  • Scottish Women's Aid Phone: 0131 226 6606 Provides advice, support and safe accommodation for women (and their children) who have been abused by their partner or ex-partner. They can recommend local groups.
  • Victim Support Scotland Phone: 0345 603 9213 (Monday to Friday, 8am to 8pm) Provides information and support for victims and witnesses of crime.
  • AMIS (Abused Men in Scotland) Phone: 0808 800 0024 Supports men who are experiencing or have experienced domestic abuse. Call the confidential helpline (it's free to call from landlines and most UK mobiles, and doesn't appear on itemised phone bills)
  • Respect Men's Advice Line Phone: 0808 801 0327 For men experiencing domestic abuse from their current or ex-partner
  • SACRO Fearless Project Fearless is a support service for any man, or LGBTI+ person experiencing domestic abuse.

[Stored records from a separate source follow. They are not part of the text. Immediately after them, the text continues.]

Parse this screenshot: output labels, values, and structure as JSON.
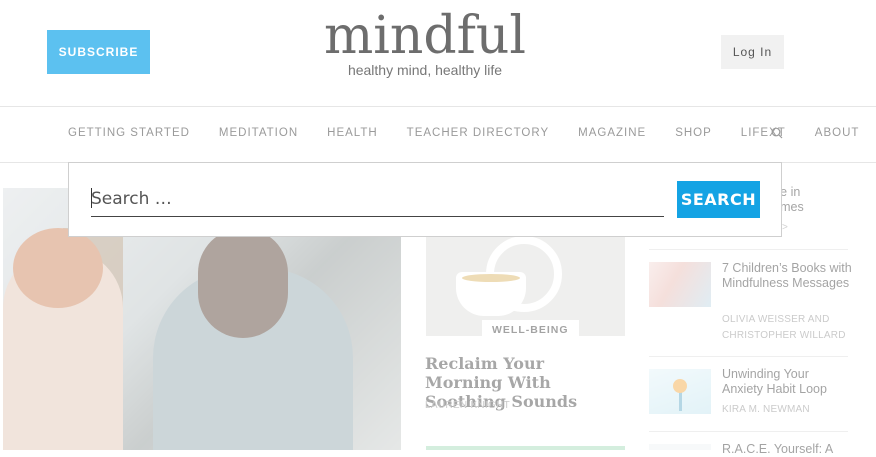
{
  "header": {
    "subscribe_label": "SUBSCRIBE",
    "logo_word": "mindful",
    "logo_tagline": "healthy mind, healthy life",
    "login_label": "Log In"
  },
  "nav": {
    "items": [
      "GETTING STARTED",
      "MEDITATION",
      "HEALTH",
      "TEACHER DIRECTORY",
      "MAGAZINE",
      "SHOP",
      "LIFEXT",
      "ABOUT"
    ],
    "search_icon": "search-icon"
  },
  "search": {
    "placeholder": "Search …",
    "button_label": "SEARCH"
  },
  "featured_card": {
    "tag": "WELL-BEING",
    "title": "Reclaim Your Morning With Soothing Sounds",
    "author": "LAUREN KNIGHT"
  },
  "sidebar": {
    "partial_title_1": "ence in",
    "partial_title_2": "g Times",
    "partial_arrow": ">",
    "items": [
      {
        "title": "7 Children’s Books with Mindfulness Messages",
        "author": "OLIVIA WEISSER AND CHRISTOPHER WILLARD"
      },
      {
        "title": "Unwinding Your Anxiety Habit Loop",
        "author": "KIRA M. NEWMAN"
      },
      {
        "title": "R.A.C.E. Yourself: A"
      }
    ]
  },
  "colors": {
    "subscribe_bg": "#5cc1f0",
    "search_button_bg": "#14a3e4",
    "login_bg": "#f1f1f1"
  }
}
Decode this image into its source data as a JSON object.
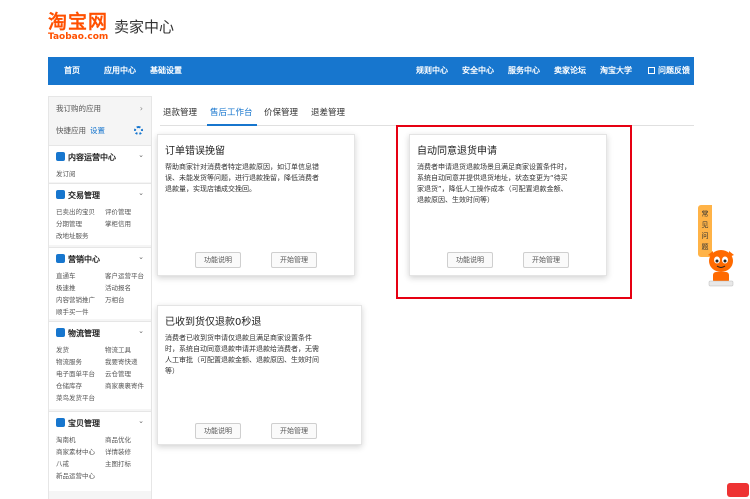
{
  "brand": {
    "logo_main": "淘宝网",
    "logo_sub": "Taobao.com",
    "title": "卖家中心",
    "color": "#ff5000"
  },
  "topnav": {
    "bg": "#1776ce",
    "left_items": [
      "首页",
      "应用中心",
      "基础设置"
    ],
    "right_items": [
      "规则中心",
      "安全中心",
      "服务中心",
      "卖家论坛",
      "淘宝大学"
    ],
    "feedback": "问题反馈"
  },
  "sidebar": {
    "my_apps": "我订购的应用",
    "quick_apps": "快捷应用",
    "settings": "设置",
    "sections": [
      {
        "title": "内容运营中心",
        "links": [
          "发订阅"
        ]
      },
      {
        "title": "交易管理",
        "links": [
          "已卖出的宝贝",
          "评价管理",
          "分期管理",
          "掌柜信用",
          "改地址服务"
        ]
      },
      {
        "title": "营销中心",
        "links": [
          "直通车",
          "客户运营平台",
          "极速推",
          "活动报名",
          "内容营销推广",
          "万相台",
          "顺手买一件"
        ]
      },
      {
        "title": "物流管理",
        "links": [
          "发货",
          "物流工具",
          "物流服务",
          "我要寄快递",
          "电子面单平台",
          "云仓管理",
          "仓储库存",
          "商家裹裹寄件",
          "菜鸟发货平台"
        ]
      },
      {
        "title": "宝贝管理",
        "links": [
          "淘南机",
          "商品优化",
          "商家素材中心",
          "详情装修",
          "八戒",
          "主图打标",
          "新品运营中心"
        ]
      }
    ]
  },
  "tabs": [
    "退款管理",
    "售后工作台",
    "价保管理",
    "退差管理"
  ],
  "active_tab": 1,
  "cards": [
    {
      "title": "订单错误挽留",
      "lines": [
        "帮助商家针对消费者特定退款原因，如订单信息错",
        "误、未能发货等问题，进行退款挽留，降低消费者",
        "退款量，实现店铺成交挽回。"
      ],
      "btn_info": "功能说明",
      "btn_manage": "开始管理"
    },
    {
      "title": "自动同意退货申请",
      "lines": [
        "消费者申请退货退款场景且满足商家设置条件时，",
        "系统自动同意并提供退货地址，状态变更为“待买",
        "家退货”，降低人工操作成本（可配置退款金额、",
        "退款原因、生效时间等）"
      ],
      "btn_info": "功能说明",
      "btn_manage": "开始管理"
    },
    {
      "title": "已收到货仅退款0秒退",
      "lines": [
        "消费者已收到货申请仅退款且满足商家设置条件",
        "时，系统自动同意退款申请并退款给消费者，无需",
        "人工审批（可配置退款金额、退款原因、生效时间",
        "等）"
      ],
      "btn_info": "功能说明",
      "btn_manage": "开始管理"
    }
  ],
  "help": {
    "label": "常见问题"
  },
  "accent_red": "#e60012"
}
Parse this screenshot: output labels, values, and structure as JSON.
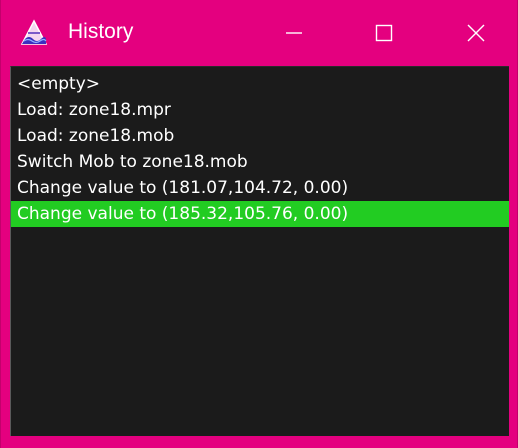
{
  "window": {
    "title": "History",
    "accent_color": "#e4007f",
    "icon": "app-icon"
  },
  "controls": {
    "minimize_icon": "minimize-icon",
    "maximize_icon": "maximize-icon",
    "close_icon": "close-icon"
  },
  "history": {
    "items": [
      {
        "label": "<empty>"
      },
      {
        "label": "Load: zone18.mpr"
      },
      {
        "label": "Load: zone18.mob"
      },
      {
        "label": "Switch Mob to zone18.mob"
      },
      {
        "label": "Change value to (181.07,104.72, 0.00)"
      },
      {
        "label": "Change value to (185.32,105.76, 0.00)"
      }
    ],
    "selected_index": 5,
    "selected_color": "#22cc22"
  }
}
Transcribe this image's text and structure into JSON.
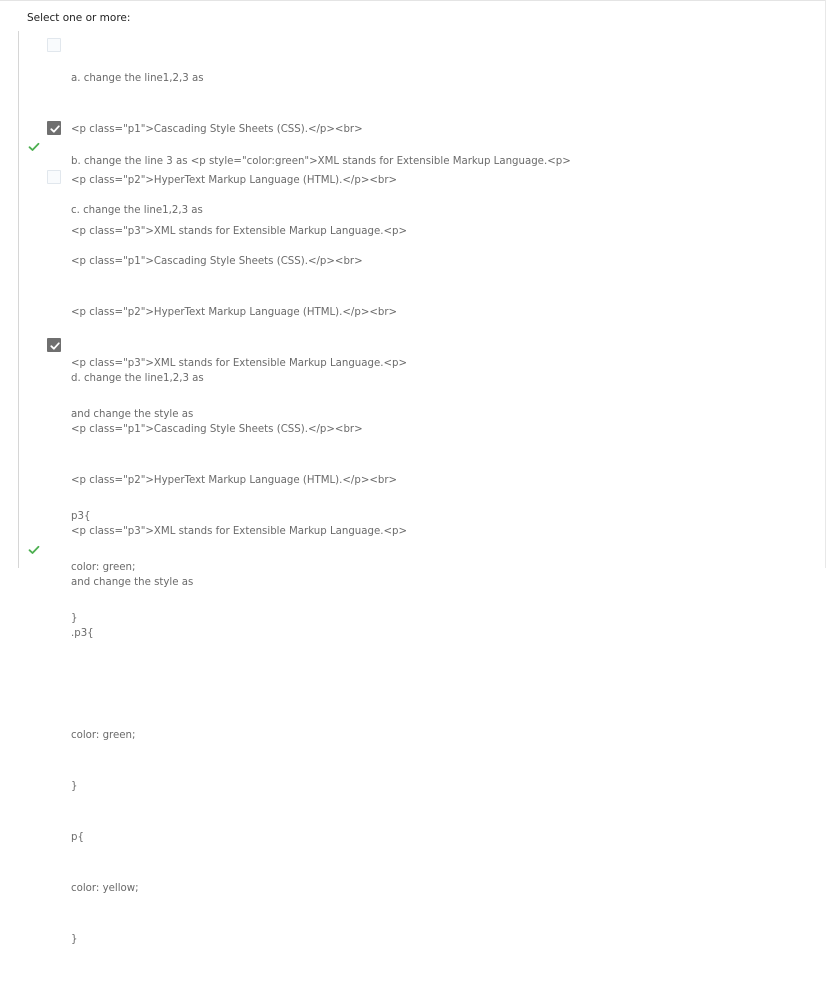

  • AMINA Phone: 0808 801 0301 (Helpline Open Mon - Fri, 10am - 4pm) Helpline for Scotland providing support to women from minority backgrounds who have been affected by violence against women. Support is available in English, Urdu, Arabic, Bangla and Swahili. Service also runs a VAW awareness programme.
  • Practical advice and Relationship Abuse Support
  • Stonewall guidance for LGBT people experience domestic violence:
  •  DWP information, including information on benefits:
Support for perpetrators

: a helpline for domestic abuse perpetrators that directs them to programmes in the local area. The helpline also takes calls from (ex) partners, friends and relatives who are concerned about perpetrators.


There are two ways you can tell us what happened